San Antonio Democrats appear thrilled with their rising star, and it is worth remembering that even though Texas overall is trending heavily Republican, the city of San Antonio remains heavily Democrat. The congressman who represents most of the city, Representative Charlie Gonzalez, hasn’t won less than 63 percent in any race since 1998; his father represented the area in Congress for 37 years. Congressional Quarterly rates the current congressman’s “party unity score” each year; in the past five years, Gonzalez has never scored lower than 97 percent. This district has not voted for a Republican for president since 1956.
Despite a short record in office — 37 months —Castro has quickly become a White House favorite.
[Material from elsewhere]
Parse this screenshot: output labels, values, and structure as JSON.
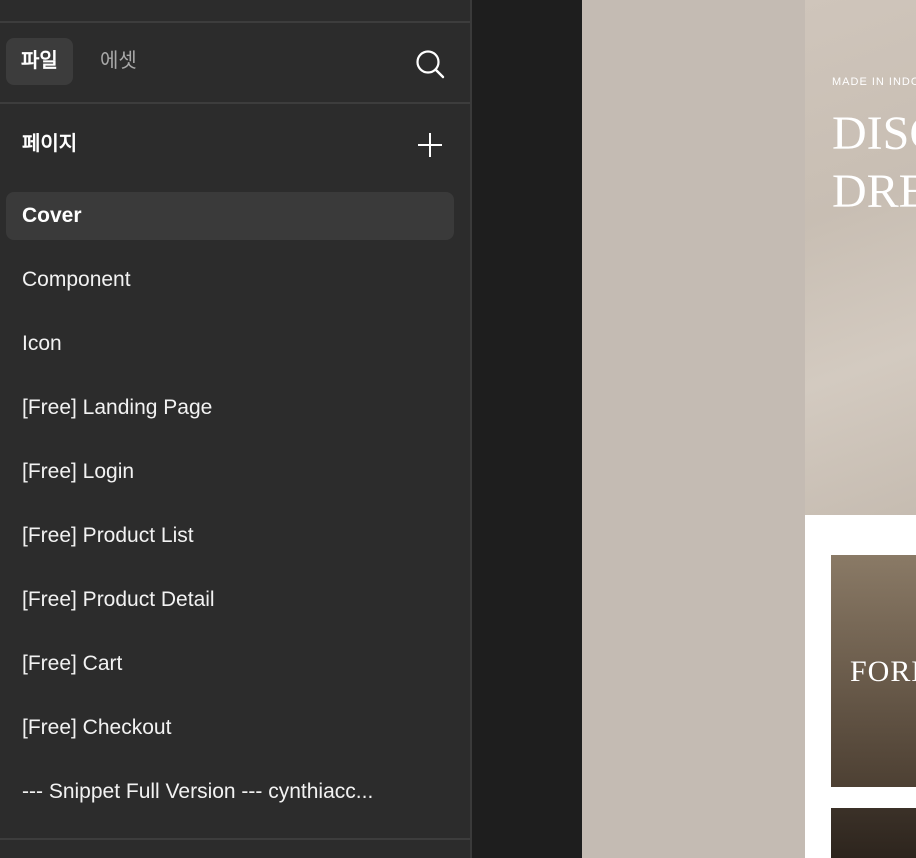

The oft-mentioned anecdote is that Obama joked that Castro looked young enough to be an intern during a White House green-jobs summit in late 2009. But since then, he and Obama have crossed paths with striking regularity: In April 2011, he was at the White House to discuss immigration. In October 2011, he met with Obama at the White House to discuss transportation projects. Then he attended a White House state dinner for President Lee Myung-bak of South Korea. In January 2012, Castro attended President Obama’s State of the Union address, with a seat in First Lady Michelle Obama’s box. In April of this year, he participated in Obama-campaign conference calls. He helped judge Michelle Obama’s “Joining Forces Community Challenge,” and Obama attended a campaign rally with Castro in July 2012.
It is not an exaggeration to say that Castro visits the White House more frequently than some top military leaders; according to White House visitor logs, Castro had visited the White House twelve times as of August 1. Chairman of the Joint Chiefs of Staff Martin Dempsey had visited eleven times.
What should the national television audience expect from Castro? He has a warm, smiling onstage presence; it’s not surprising that national correspondents could be taken in by his charisma. Of course, his rhetoric does come served with heavy doses of syrup, as seen in his most recent state-of-the-city address: “There comes a time in the life cycle of every city when that community faces a wonderful moment: a moment of opportunity, a moment of aspiration. A moment when the stars align and offer a chance to fundamentally transform the trajectory of the city. For us in this year 2012, that moment is here. It is a moment to become the world-class city that so many folks have talked about for generations — if we’re willing to make the right investments in ourselves, in our community, in every facet of it, to create that city.”
In that address, Castro rattled off a lot of bells and whistles of city policy — $2 million in walking-trail improvements, new bike lanes on city roads, and the installation of 108 salad bars in city schools – that obscured the more fundamental and pressing problems facing the city. He also found time to mention his appearance at the State of the Union and to awkwardly joke that no members of the city council would be offering a televised rebuttal. (Still, one has to admire a mayor audacious enough to approach the podium to the music of Starship’s “We Built This City on Rock & Roll.”)
As a two-term mayor, Julián Castro looks and sounds the part of a leader. He just doesn’t have the record of accomplishments that used to be a traditional requirement in American politics.
– Jim Geraghty writes the Campaign Spot on NRO.